BEGIN

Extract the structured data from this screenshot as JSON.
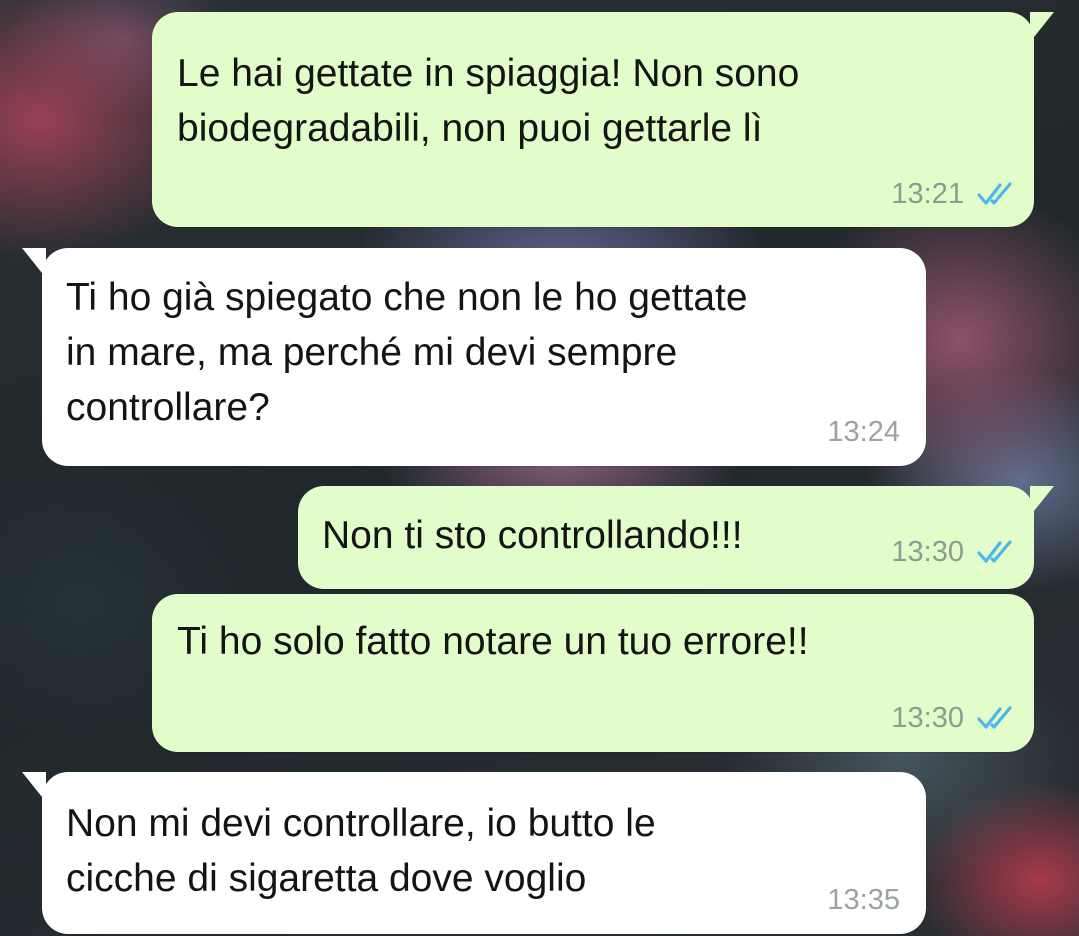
{
  "colors": {
    "outgoing_bubble": "#e2fdc9",
    "incoming_bubble": "#ffffff",
    "read_tick": "#4fb6ec",
    "timestamp": "#8f9a93"
  },
  "messages": [
    {
      "direction": "outgoing",
      "text": "Le hai gettate in spiaggia! Non sono\nbiodegradabili, non puoi gettarle lì",
      "time": "13:21",
      "status_icon": "double-check-read-icon"
    },
    {
      "direction": "incoming",
      "text": "Ti ho già spiegato che non le ho gettate\nin mare, ma perché mi devi sempre\ncontrollare?",
      "time": "13:24"
    },
    {
      "direction": "outgoing",
      "text": "Non ti sto controllando!!!",
      "time": "13:30",
      "status_icon": "double-check-read-icon"
    },
    {
      "direction": "outgoing",
      "text": "Ti ho solo fatto notare un tuo errore!!",
      "time": "13:30",
      "status_icon": "double-check-read-icon"
    },
    {
      "direction": "incoming",
      "text": "Non mi devi controllare, io butto le\ncicche di sigaretta dove voglio",
      "time": "13:35"
    }
  ]
}
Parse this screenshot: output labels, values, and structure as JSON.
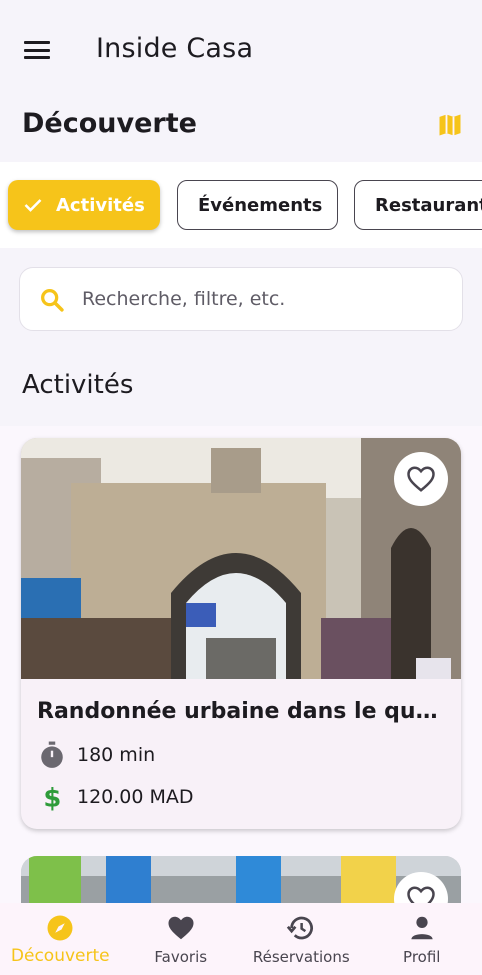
{
  "app": {
    "title": "Inside Casa"
  },
  "header": {
    "section_title": "Découverte"
  },
  "chips": [
    {
      "label": "Activités",
      "selected": true
    },
    {
      "label": "Événements",
      "selected": false
    },
    {
      "label": "Restaurants",
      "selected": false
    }
  ],
  "search": {
    "placeholder": "Recherche, filtre, etc.",
    "value": ""
  },
  "list": {
    "title": "Activités"
  },
  "cards": [
    {
      "title": "Randonnée urbaine dans le quartier des Habous",
      "duration": "180 min",
      "price": "120.00 MAD"
    }
  ],
  "nav": [
    {
      "label": "Découverte",
      "icon": "compass-icon",
      "active": true
    },
    {
      "label": "Favoris",
      "icon": "heart-icon",
      "active": false
    },
    {
      "label": "Réservations",
      "icon": "history-icon",
      "active": false
    },
    {
      "label": "Profil",
      "icon": "person-icon",
      "active": false
    }
  ],
  "colors": {
    "accent": "#f6c41a",
    "price_green": "#2e9b3a",
    "background": "#f6f4fa"
  }
}
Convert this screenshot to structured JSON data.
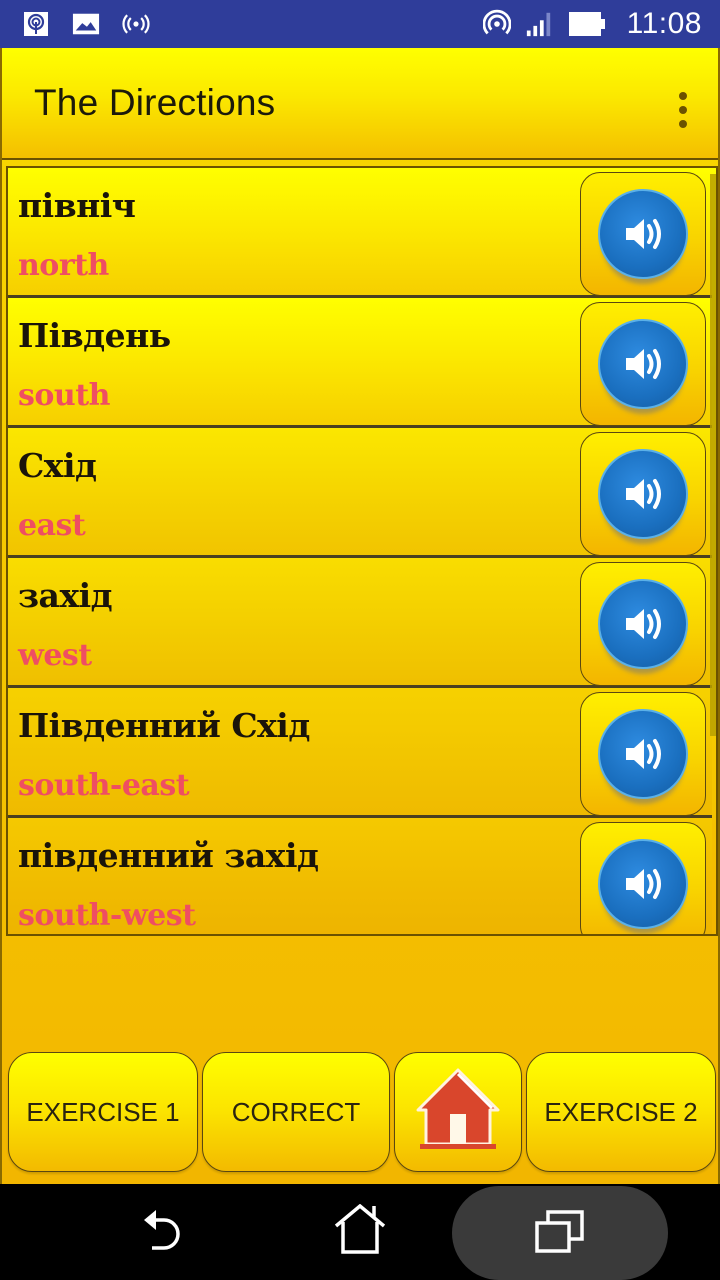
{
  "status_bar": {
    "left_icons": [
      "hotspot-icon",
      "image-icon",
      "broadcast-icon"
    ],
    "right_icons": [
      "wifi-hotspot-icon",
      "signal-icon",
      "battery-icon"
    ],
    "time": "11:08"
  },
  "toolbar": {
    "title": "The Directions",
    "overflow_icon": "more-vert-icon"
  },
  "colors": {
    "status_bar": "#2f3d9a",
    "app_background": "#f9d800",
    "native_word": "#1a140a",
    "english_word": "#ef4e62",
    "speaker_blue": "#1a6fbf",
    "home_red": "#d9462c"
  },
  "list": {
    "items": [
      {
        "native": "північ",
        "english": "north",
        "action_icon": "speaker-icon"
      },
      {
        "native": "Південь",
        "english": "south",
        "action_icon": "speaker-icon"
      },
      {
        "native": "Схід",
        "english": "east",
        "action_icon": "speaker-icon"
      },
      {
        "native": "захід",
        "english": "west",
        "action_icon": "speaker-icon"
      },
      {
        "native": "Південний Схід",
        "english": "south-east",
        "action_icon": "speaker-icon"
      },
      {
        "native": "південний захід",
        "english": "south-west",
        "action_icon": "speaker-icon"
      }
    ]
  },
  "bottom_bar": {
    "exercise1_label": "EXERCISE 1",
    "correct_label": "CORRECT",
    "home_icon": "home-icon",
    "exercise2_label": "EXERCISE 2"
  },
  "nav_bar": {
    "back_icon": "back-icon",
    "home_icon": "home-outline-icon",
    "recents_icon": "recents-icon"
  }
}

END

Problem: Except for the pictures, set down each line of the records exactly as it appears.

Solution to this task:
Extract the structured data from this screenshot as JSON.
{
  "colors": {
    "outgoing_bubble": "#e2fdc9",
    "incoming_bubble": "#ffffff",
    "read_tick": "#4fb6ec",
    "timestamp": "#8f9a93"
  },
  "messages": [
    {
      "direction": "outgoing",
      "text": "Le hai gettate in spiaggia! Non sono\nbiodegradabili, non puoi gettarle lì",
      "time": "13:21",
      "status_icon": "double-check-read-icon"
    },
    {
      "direction": "incoming",
      "text": "Ti ho già spiegato che non le ho gettate\nin mare, ma perché mi devi sempre\ncontrollare?",
      "time": "13:24"
    },
    {
      "direction": "outgoing",
      "text": "Non ti sto controllando!!!",
      "time": "13:30",
      "status_icon": "double-check-read-icon"
    },
    {
      "direction": "outgoing",
      "text": "Ti ho solo fatto notare un tuo errore!!",
      "time": "13:30",
      "status_icon": "double-check-read-icon"
    },
    {
      "direction": "incoming",
      "text": "Non mi devi controllare, io butto le\ncicche di sigaretta dove voglio",
      "time": "13:35"
    }
  ]
}
Parse this screenshot: output labels, values, and structure as JSON.
{
  "app": {
    "title": "Inside Casa"
  },
  "header": {
    "section_title": "Découverte"
  },
  "chips": [
    {
      "label": "Activités",
      "selected": true
    },
    {
      "label": "Événements",
      "selected": false
    },
    {
      "label": "Restaurants",
      "selected": false
    }
  ],
  "search": {
    "placeholder": "Recherche, filtre, etc.",
    "value": ""
  },
  "list": {
    "title": "Activités"
  },
  "cards": [
    {
      "title": "Randonnée urbaine dans le quartier des Habous",
      "duration": "180 min",
      "price": "120.00 MAD"
    }
  ],
  "nav": [
    {
      "label": "Découverte",
      "icon": "compass-icon",
      "active": true
    },
    {
      "label": "Favoris",
      "icon": "heart-icon",
      "active": false
    },
    {
      "label": "Réservations",
      "icon": "history-icon",
      "active": false
    },
    {
      "label": "Profil",
      "icon": "person-icon",
      "active": false
    }
  ],
  "colors": {
    "accent": "#f6c41a",
    "price_green": "#2e9b3a",
    "background": "#f6f4fa"
  }
}
Convert this screenshot to structured JSON data.
{
  "status_bar": {
    "left_icons": [
      "hotspot-icon",
      "image-icon",
      "broadcast-icon"
    ],
    "right_icons": [
      "wifi-hotspot-icon",
      "signal-icon",
      "battery-icon"
    ],
    "time": "11:08"
  },
  "toolbar": {
    "title": "The Directions",
    "overflow_icon": "more-vert-icon"
  },
  "colors": {
    "status_bar": "#2f3d9a",
    "app_background": "#f9d800",
    "native_word": "#1a140a",
    "english_word": "#ef4e62",
    "speaker_blue": "#1a6fbf",
    "home_red": "#d9462c"
  },
  "list": {
    "items": [
      {
        "native": "північ",
        "english": "north",
        "action_icon": "speaker-icon"
      },
      {
        "native": "Південь",
        "english": "south",
        "action_icon": "speaker-icon"
      },
      {
        "native": "Схід",
        "english": "east",
        "action_icon": "speaker-icon"
      },
      {
        "native": "захід",
        "english": "west",
        "action_icon": "speaker-icon"
      },
      {
        "native": "Південний Схід",
        "english": "south-east",
        "action_icon": "speaker-icon"
      },
      {
        "native": "південний захід",
        "english": "south-west",
        "action_icon": "speaker-icon"
      }
    ]
  },
  "bottom_bar": {
    "exercise1_label": "EXERCISE 1",
    "correct_label": "CORRECT",
    "home_icon": "home-icon",
    "exercise2_label": "EXERCISE 2"
  },
  "nav_bar": {
    "back_icon": "back-icon",
    "home_icon": "home-outline-icon",
    "recents_icon": "recents-icon"
  }
}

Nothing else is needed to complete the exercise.